The 2011 James McLaughlin Memorial Staff Show: Ellen Stedtefeld

Ellen Stedtefeld, Gallery Educator

Ellen Stedtefeld with her mixed media pieces, "Bound," and "Shoes on Wire." Photo: Ellen Stedtefeld

How did you decide to choose this work for the staff show?

I chose these two artworks for the staff show because they are my most recent works in a series about my experiences working with at-risk and incarcerated youth.

16 thoughts on “The 2011 James McLaughlin Memorial Staff Show: Ellen Stedtefeld

  1. Ellen, the world thanks you for your work and service with these children. I am curious about “Shoes on Wire.” Was there an incident that sparked this image? I feel the immediacy and poignancy of these images.

    • Hi Pat, Thanks for your comment. Many thoughts and incidents inspire my art and I invite you the viewer to bring your own experiences to the work. I would love to know what struck you about this image, what made you curious?

      I pass a pair of shoes thrown over a wire daily as I go to work. I have noticed that periodically they are removed but always reappear. Like Sarah Z noted below, they usually represent a location where a crime takes/took place. Empty shoes also are frequently used as a symbol to represent the loss of the shoes’ owners.

  2. El, I love the works you chose. The stark colors and minimal colors really mimic the environment that our kids live in day. They’re really relatable. They’re fantastic. =)

  3. I’ve always associated shoe tossing with drug houses, which never made sense to me. I understand wanting to advertise your services, but it seems unlikely that someone would publicize the distribution of illegal goods so blatantly. I did some Internet research on Wikipedia, and it seems shoe tossing can symbolize a lot more than I thought http://en.wikipedia.org/wiki/Shoe_tossing. Given the multiple meanings, I’m wondering which interpretation the artist had in mind when creating this piece.
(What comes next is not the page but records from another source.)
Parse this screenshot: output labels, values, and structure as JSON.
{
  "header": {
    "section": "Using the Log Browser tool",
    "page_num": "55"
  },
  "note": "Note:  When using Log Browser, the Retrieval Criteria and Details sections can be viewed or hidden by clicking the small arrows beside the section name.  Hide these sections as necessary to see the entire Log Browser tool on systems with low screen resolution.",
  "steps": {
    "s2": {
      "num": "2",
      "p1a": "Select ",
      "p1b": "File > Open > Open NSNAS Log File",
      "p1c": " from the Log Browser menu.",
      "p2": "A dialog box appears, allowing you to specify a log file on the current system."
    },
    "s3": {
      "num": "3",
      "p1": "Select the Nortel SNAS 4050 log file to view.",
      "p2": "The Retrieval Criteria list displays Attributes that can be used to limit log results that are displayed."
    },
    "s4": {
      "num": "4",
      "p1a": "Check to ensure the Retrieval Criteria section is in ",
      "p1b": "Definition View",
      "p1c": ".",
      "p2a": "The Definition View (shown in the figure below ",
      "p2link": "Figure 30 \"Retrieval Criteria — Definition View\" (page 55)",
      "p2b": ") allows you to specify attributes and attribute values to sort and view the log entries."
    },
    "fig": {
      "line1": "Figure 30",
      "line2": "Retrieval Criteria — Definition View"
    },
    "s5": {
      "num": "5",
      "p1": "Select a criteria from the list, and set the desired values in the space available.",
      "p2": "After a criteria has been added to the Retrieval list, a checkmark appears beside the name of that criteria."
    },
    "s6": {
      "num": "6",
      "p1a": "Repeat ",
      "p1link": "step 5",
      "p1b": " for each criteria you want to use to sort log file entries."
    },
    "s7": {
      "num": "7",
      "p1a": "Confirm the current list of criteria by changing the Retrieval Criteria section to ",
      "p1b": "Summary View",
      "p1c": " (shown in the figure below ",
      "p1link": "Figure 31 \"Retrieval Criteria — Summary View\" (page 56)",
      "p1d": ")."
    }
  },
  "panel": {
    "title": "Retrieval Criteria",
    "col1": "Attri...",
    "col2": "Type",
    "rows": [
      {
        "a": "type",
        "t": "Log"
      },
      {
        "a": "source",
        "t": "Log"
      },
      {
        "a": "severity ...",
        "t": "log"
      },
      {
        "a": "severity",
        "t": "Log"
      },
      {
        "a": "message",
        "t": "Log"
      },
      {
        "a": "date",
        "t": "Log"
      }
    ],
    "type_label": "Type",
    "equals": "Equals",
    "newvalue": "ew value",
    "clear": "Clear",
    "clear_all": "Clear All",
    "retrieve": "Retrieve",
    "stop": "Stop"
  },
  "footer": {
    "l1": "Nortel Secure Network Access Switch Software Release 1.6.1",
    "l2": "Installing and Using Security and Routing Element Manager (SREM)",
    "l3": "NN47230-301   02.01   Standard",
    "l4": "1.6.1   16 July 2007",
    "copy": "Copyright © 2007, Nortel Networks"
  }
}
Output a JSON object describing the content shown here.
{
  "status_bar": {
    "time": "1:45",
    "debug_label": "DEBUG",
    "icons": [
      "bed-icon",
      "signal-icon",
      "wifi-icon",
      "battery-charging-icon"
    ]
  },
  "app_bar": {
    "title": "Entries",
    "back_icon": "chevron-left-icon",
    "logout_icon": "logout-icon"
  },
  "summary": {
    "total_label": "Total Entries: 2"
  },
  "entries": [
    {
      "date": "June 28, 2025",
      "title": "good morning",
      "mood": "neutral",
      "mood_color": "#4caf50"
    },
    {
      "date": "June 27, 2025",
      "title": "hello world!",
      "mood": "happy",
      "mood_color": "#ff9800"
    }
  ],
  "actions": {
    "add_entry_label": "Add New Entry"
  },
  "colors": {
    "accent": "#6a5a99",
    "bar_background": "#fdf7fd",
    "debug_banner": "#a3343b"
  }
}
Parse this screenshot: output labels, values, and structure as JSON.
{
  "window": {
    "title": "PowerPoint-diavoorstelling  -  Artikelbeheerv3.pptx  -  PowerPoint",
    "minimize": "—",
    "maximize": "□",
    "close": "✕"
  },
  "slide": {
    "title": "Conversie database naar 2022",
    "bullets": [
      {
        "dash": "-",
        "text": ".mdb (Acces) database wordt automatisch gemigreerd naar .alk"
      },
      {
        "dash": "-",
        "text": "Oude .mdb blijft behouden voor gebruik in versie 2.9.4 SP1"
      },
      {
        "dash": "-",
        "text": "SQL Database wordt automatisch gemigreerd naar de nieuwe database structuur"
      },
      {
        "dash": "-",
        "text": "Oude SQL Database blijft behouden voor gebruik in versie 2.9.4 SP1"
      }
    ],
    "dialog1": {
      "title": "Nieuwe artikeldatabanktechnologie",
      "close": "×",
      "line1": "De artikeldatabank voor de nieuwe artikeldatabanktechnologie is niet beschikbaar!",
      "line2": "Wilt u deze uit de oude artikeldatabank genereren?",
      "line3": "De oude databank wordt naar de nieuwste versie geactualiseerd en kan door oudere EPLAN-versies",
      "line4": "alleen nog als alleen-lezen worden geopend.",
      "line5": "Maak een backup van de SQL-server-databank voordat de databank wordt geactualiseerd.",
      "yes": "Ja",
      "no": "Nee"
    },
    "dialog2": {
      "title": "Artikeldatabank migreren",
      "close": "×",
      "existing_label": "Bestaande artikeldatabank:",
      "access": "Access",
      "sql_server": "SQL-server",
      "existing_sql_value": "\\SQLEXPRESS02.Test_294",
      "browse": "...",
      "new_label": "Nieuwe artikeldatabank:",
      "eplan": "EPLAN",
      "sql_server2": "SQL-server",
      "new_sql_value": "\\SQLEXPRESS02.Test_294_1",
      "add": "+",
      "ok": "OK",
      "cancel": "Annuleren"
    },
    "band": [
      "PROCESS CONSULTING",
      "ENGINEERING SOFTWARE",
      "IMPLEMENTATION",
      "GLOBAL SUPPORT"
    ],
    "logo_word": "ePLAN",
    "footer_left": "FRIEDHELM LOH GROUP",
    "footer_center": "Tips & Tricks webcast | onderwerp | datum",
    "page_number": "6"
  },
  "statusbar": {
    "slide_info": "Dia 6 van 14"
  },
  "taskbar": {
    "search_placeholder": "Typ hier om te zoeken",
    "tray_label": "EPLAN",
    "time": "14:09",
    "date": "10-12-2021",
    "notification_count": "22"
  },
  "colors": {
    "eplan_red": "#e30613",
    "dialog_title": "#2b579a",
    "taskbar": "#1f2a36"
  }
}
  4. Both of the pieces are really powerful. The media and the colors you chose add meaning to the image in both pieces. I would love to see more works in this series, as well.

  5. Hey Ellen, I really like your work! The bleak color palette of the torn paper along with your drawings has a powerful effect. I think it is expresses your experiences of working with at-risk and incarcerated kids effectively. Congrats!

  6. Congratulations Ellen! I’d love to see the rest of the series… and it is so good to see you processing your experiences in such a dynamic way.

  7. El,
    LOVE “Shoes on a Wire”, and it is great to see the Phillips displaying your work. I’m glad u3773 has made her debut, and excellent use of a sharpie. GO ELLEN!!!

  8. Hi Ellen,
    You have seen and heard about so much tragedy and hopelessness.It is clearly conveyed in your art which is stunning. How fabulous that it is being featured in an exhibit at the Phillips!
    Looking forward to seeing more of your work.

  9. I love these pieces. The color in the hands painting is powerful. The hands are clenced tight and look like their angry. The shoes are great and the grey color creates a bleakness of dispair. Keep up the intesting. work.

    Mark S.

  10. Great pieces. I like both works and particularly enjoy the contrast of the black drawing to the lighter mixed media background. I also think the textured background in ‘Shoes on Wire’ is cool because it gives the impression of troubled skies behind the shoes. Keep up the good work. ~Lee

Leave a Reply

Your email address will not be published. Required fields are marked *

You may use these HTML tags and attributes: <a href="" title=""> <abbr title=""> <acronym title=""> <b> <blockquote cite=""> <cite> <code> <del datetime=""> <em> <i> <q cite=""> <s> <strike> <strong>